In the listing below, find each line that holds the string "image" and copy it.

## DATASET
Segment Open
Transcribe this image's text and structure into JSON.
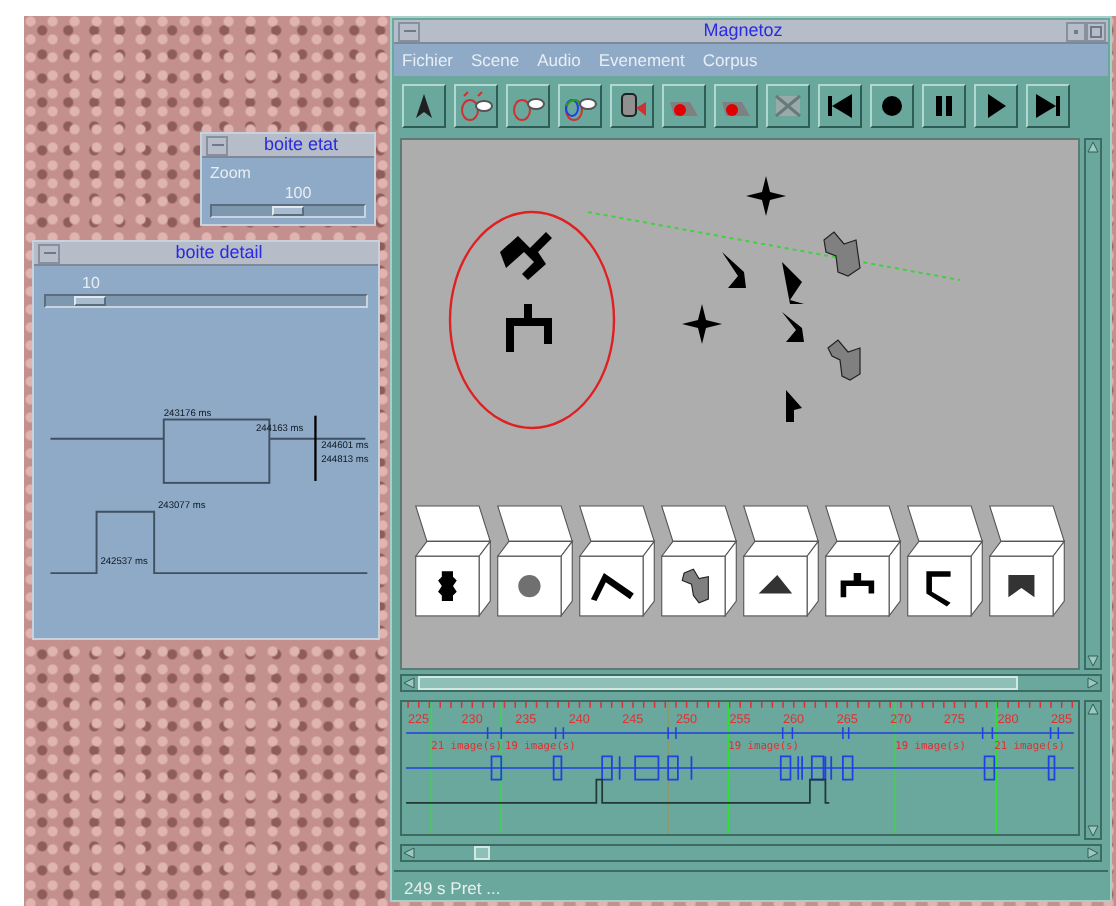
{
  "state_box": {
    "title": "boite etat",
    "label": "Zoom",
    "value": "100",
    "level": 0.5
  },
  "detail_box": {
    "title": "boite detail",
    "value": "10",
    "level": 0.1,
    "timestamps": [
      "243176 ms",
      "244163 ms",
      "244601 ms",
      "244813 ms",
      "243077 ms",
      "242537 ms"
    ]
  },
  "main_window": {
    "title": "Magnetoz",
    "menu": [
      "Fichier",
      "Scene",
      "Audio",
      "Evenement",
      "Corpus"
    ],
    "toolbar": [
      {
        "kind": "pointer"
      },
      {
        "kind": "lasso-pair"
      },
      {
        "kind": "lasso"
      },
      {
        "kind": "lasso-color"
      },
      {
        "kind": "face-camera"
      },
      {
        "kind": "record-shape"
      },
      {
        "kind": "record-shape"
      },
      {
        "kind": "cross"
      },
      {
        "kind": "rewind"
      },
      {
        "kind": "record"
      },
      {
        "kind": "pause"
      },
      {
        "kind": "play"
      },
      {
        "kind": "fast-forward"
      }
    ],
    "boxes": [
      {
        "kind": "totem"
      },
      {
        "kind": "disc"
      },
      {
        "kind": "chevron"
      },
      {
        "kind": "blob"
      },
      {
        "kind": "triangle"
      },
      {
        "kind": "fork"
      },
      {
        "kind": "hook"
      },
      {
        "kind": "notch"
      }
    ],
    "timeline": {
      "ticks": [
        "225",
        "230",
        "235",
        "240",
        "245",
        "250",
        "255",
        "260",
        "265",
        "270",
        "275",
        "280",
        "285"
      ],
      "segments": [
        "21 image(s)",
        "19 image(s)",
        "19 image(s)",
        "19 image(s)",
        "21 image(s)"
      ]
    },
    "status_bar": "249 s Pret ..."
  }
}
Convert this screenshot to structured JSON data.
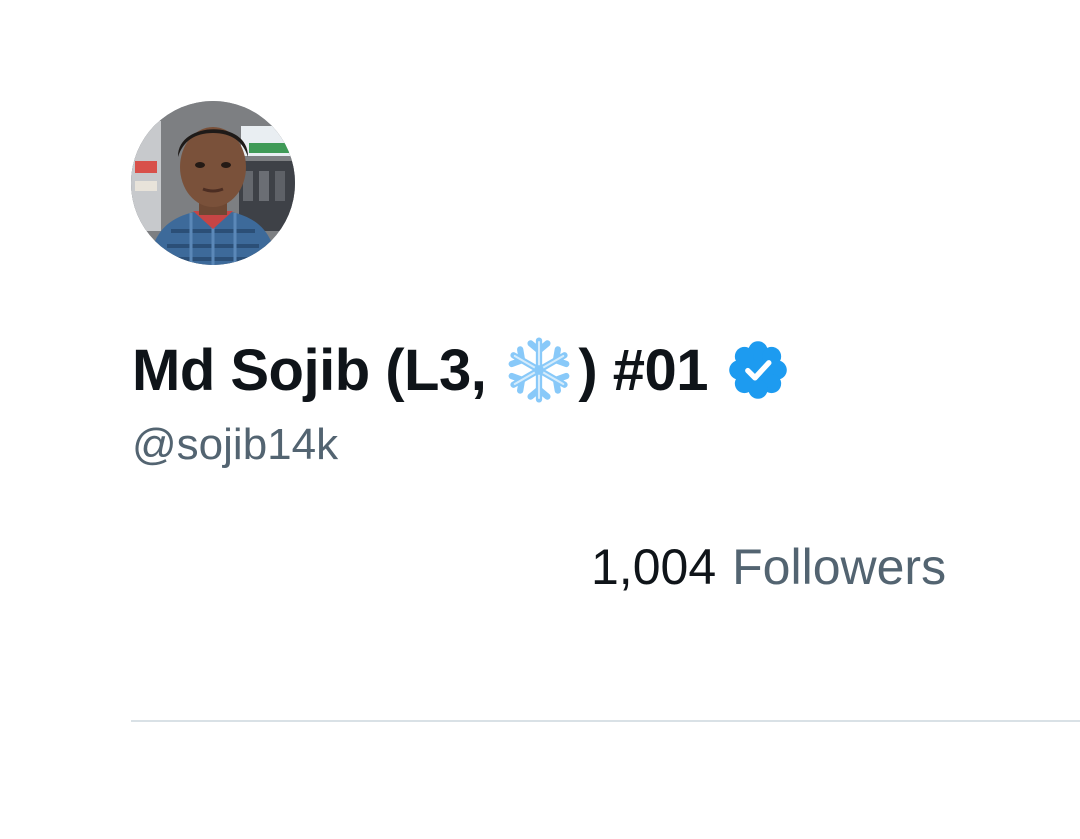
{
  "profile": {
    "name_prefix": "Md Sojib (L3,",
    "name_suffix": ") #01",
    "emoji_icon": "snowflake-icon",
    "badge_icon": "verified-badge-icon",
    "handle": "@sojib14k",
    "followers_count": "1,004",
    "followers_label": "Followers"
  },
  "colors": {
    "text_primary": "#0f1419",
    "text_secondary": "#536471",
    "verified_blue": "#1d9bf0",
    "snowflake_blue": "#88c9f9",
    "divider": "#d9e1e6"
  }
}
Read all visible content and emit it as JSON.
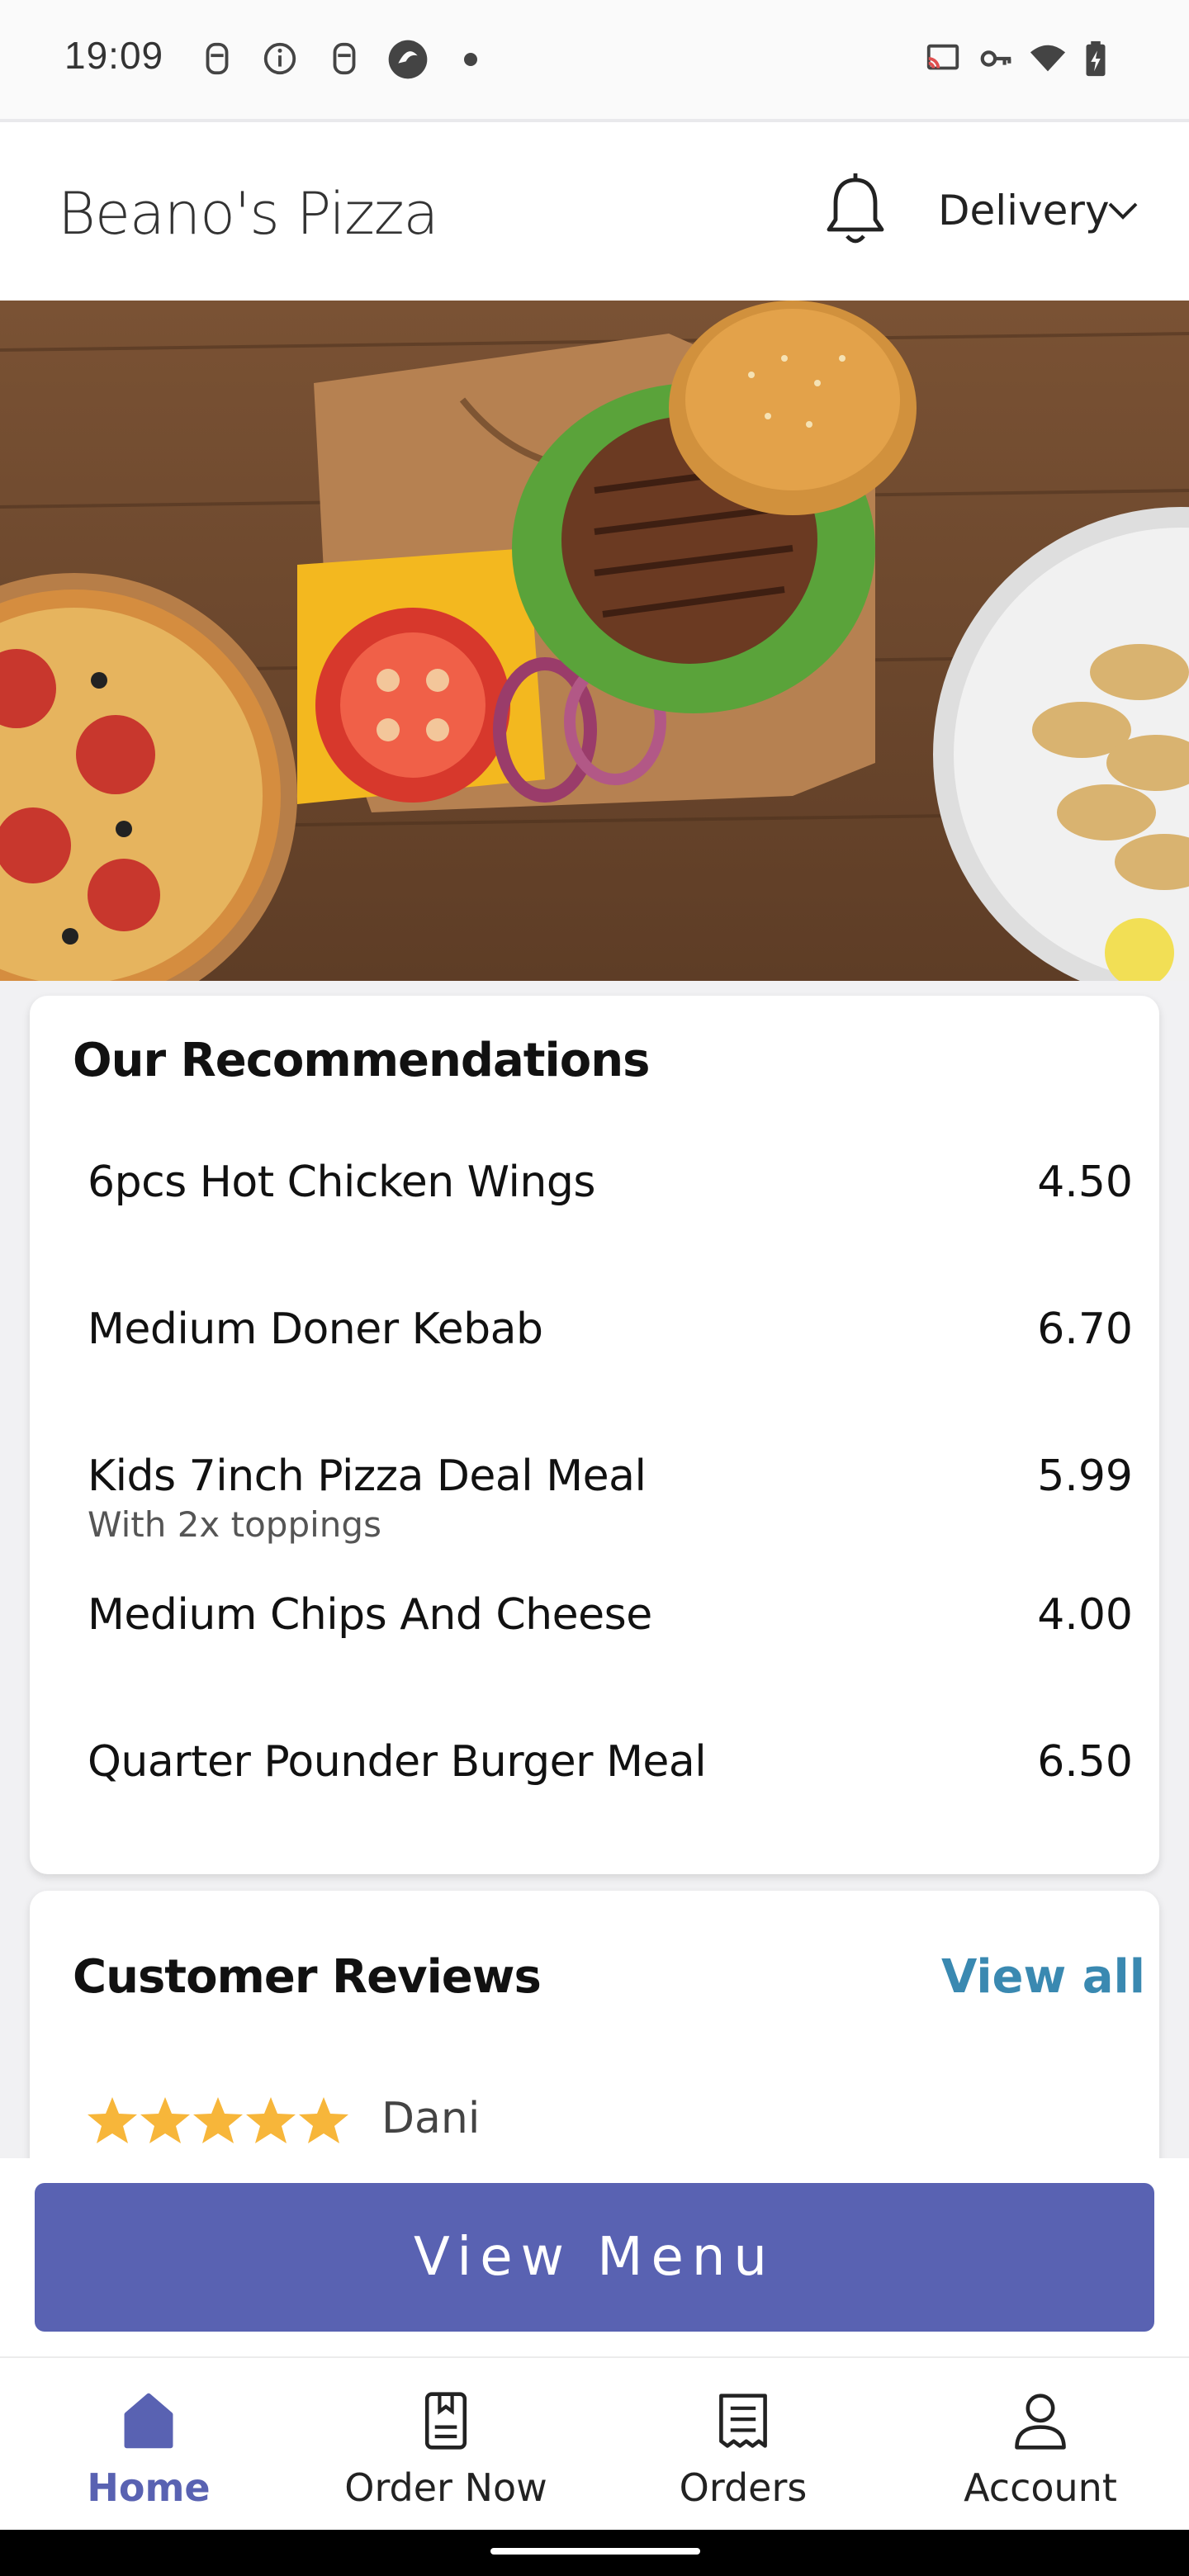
{
  "status_bar": {
    "time": "19:09",
    "left_icons": [
      "notification-icon",
      "info-icon",
      "notification-icon",
      "browser-icon",
      "dot-icon"
    ],
    "right_icons": [
      "cast-icon",
      "vpn-key-icon",
      "wifi-icon",
      "battery-charging-icon"
    ]
  },
  "header": {
    "brand": "Beano's Pizza",
    "bell_icon": "bell-icon",
    "order_mode": "Delivery",
    "chevron_icon": "chevron-down-icon"
  },
  "hero": {
    "image": "food-banner-pizza-burger-kebab"
  },
  "recommendations": {
    "title": "Our Recommendations",
    "items": [
      {
        "name": "6pcs Hot Chicken Wings",
        "subtitle": "",
        "price": "4.50"
      },
      {
        "name": "Medium Doner Kebab",
        "subtitle": "",
        "price": "6.70"
      },
      {
        "name": "Kids 7inch Pizza Deal Meal",
        "subtitle": "With 2x toppings",
        "price": "5.99"
      },
      {
        "name": "Medium Chips And Cheese",
        "subtitle": "",
        "price": "4.00"
      },
      {
        "name": "Quarter Pounder Burger Meal",
        "subtitle": "",
        "price": "6.50"
      }
    ]
  },
  "reviews": {
    "title": "Customer Reviews",
    "view_all": "View all",
    "first_review": {
      "rating": 5,
      "max_rating": 5,
      "name": "Dani"
    },
    "star_color": "#f7b63a"
  },
  "cta": {
    "label": "View Menu",
    "color": "#5962b2"
  },
  "nav": {
    "items": [
      {
        "label": "Home",
        "icon": "home-icon",
        "active": true
      },
      {
        "label": "Order Now",
        "icon": "menu-book-icon",
        "active": false
      },
      {
        "label": "Orders",
        "icon": "receipt-icon",
        "active": false
      },
      {
        "label": "Account",
        "icon": "user-icon",
        "active": false
      }
    ],
    "active_color": "#5962b2"
  },
  "colors": {
    "link": "#3a89b1",
    "accent": "#5962b2"
  }
}
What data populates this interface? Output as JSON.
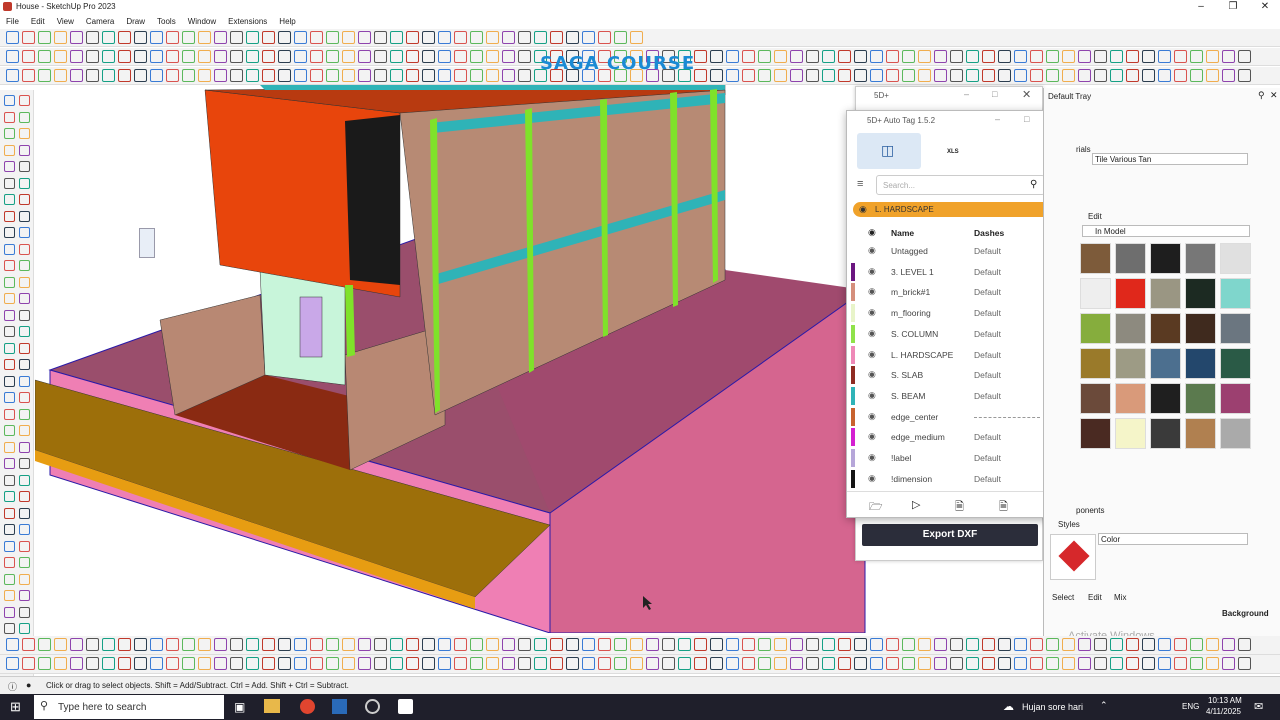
{
  "window": {
    "title": "House - SketchUp Pro 2023"
  },
  "menu": [
    "File",
    "Edit",
    "View",
    "Camera",
    "Draw",
    "Tools",
    "Window",
    "Extensions",
    "Help"
  ],
  "watermark": "SAGA COURSE",
  "sd_panel": {
    "title": "5D+"
  },
  "autotag": {
    "title": "5D+ Auto Tag 1.5.2",
    "tab_xls": "XLS",
    "search_placeholder": "Search...",
    "active_tag": "L. HARDSCAPE",
    "col_name": "Name",
    "col_dashes": "Dashes",
    "rows": [
      {
        "name": "Untagged",
        "dashes": "Default",
        "color": "#ffffff"
      },
      {
        "name": "3. LEVEL 1",
        "dashes": "Default",
        "color": "#6b1680"
      },
      {
        "name": "m_brick#1",
        "dashes": "Default",
        "color": "#d58f7c"
      },
      {
        "name": "m_flooring",
        "dashes": "Default",
        "color": "#e8f4c9"
      },
      {
        "name": "S. COLUMN",
        "dashes": "Default",
        "color": "#8fe24a"
      },
      {
        "name": "L. HARDSCAPE",
        "dashes": "Default",
        "color": "#ee89b7"
      },
      {
        "name": "S. SLAB",
        "dashes": "Default",
        "color": "#8f2b22"
      },
      {
        "name": "S. BEAM",
        "dashes": "Default",
        "color": "#2fb3b7"
      },
      {
        "name": "edge_center",
        "dashes": "",
        "color": "#c8622e"
      },
      {
        "name": "edge_medium",
        "dashes": "Default",
        "color": "#d41fd1"
      },
      {
        "name": "!label",
        "dashes": "Default",
        "color": "#b6a6d9"
      },
      {
        "name": "!dimension",
        "dashes": "Default",
        "color": "#141414"
      }
    ],
    "export_button": "Export DXF"
  },
  "tray": {
    "title": "Default Tray",
    "materials_label": "rials",
    "material_name": "Tile Various Tan",
    "edit_tab": "Edit",
    "in_model": "In Model",
    "components_label": "ponents",
    "styles_label": "Styles",
    "style_color": "Color",
    "select_tab": "Select",
    "edit_tab2": "Edit",
    "mix_tab": "Mix",
    "background_label": "Background",
    "swatches": [
      "#7d5b3a",
      "#6e6e6e",
      "#1e1e1e",
      "#777777",
      "#e0e0e0",
      "#eeeeee",
      "#e0281b",
      "#9a9683",
      "#1c2a22",
      "#7fd6cc",
      "#86ad3d",
      "#8d8a7f",
      "#5a3a22",
      "#3f2a1e",
      "#6b7680",
      "#9a7a2a",
      "#9d9b85",
      "#4c6f8f",
      "#23476c",
      "#2a5a46",
      "#6b4a3a",
      "#d99a7a",
      "#1f1f1f",
      "#5b7a4e",
      "#9c4070",
      "#4a2a22",
      "#f5f5c9",
      "#3a3a3a",
      "#b08050",
      "#aaaaaa",
      "#8a7a6a",
      "#777777",
      "#f2f2f2",
      "#ffffff",
      "#5a6a7a",
      "#888888"
    ]
  },
  "status": {
    "hint": "Click or drag to select objects. Shift = Add/Subtract. Ctrl = Add. Shift + Ctrl = Subtract."
  },
  "taskbar": {
    "search": "Type here to search",
    "weather": "Hujan sore hari",
    "lang": "ENG",
    "time": "10:13 AM",
    "date": "4/11/2025"
  },
  "activate": "Activate Windows"
}
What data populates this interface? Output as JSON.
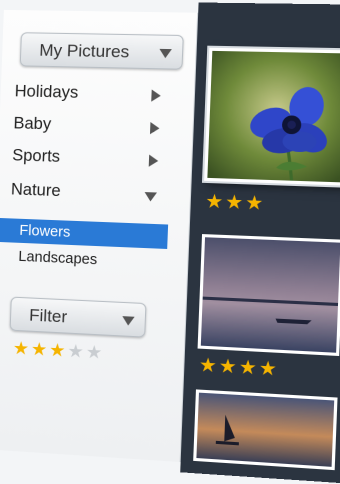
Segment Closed
## SOLUTION
Transcribe this image's text and structure into JSON.
        "21 image(s)",
        "19 image(s)",
        "19 image(s)",
        "19 image(s)",
        "21 image(s)"
    "image": "food-banner-pizza-burger-kebab"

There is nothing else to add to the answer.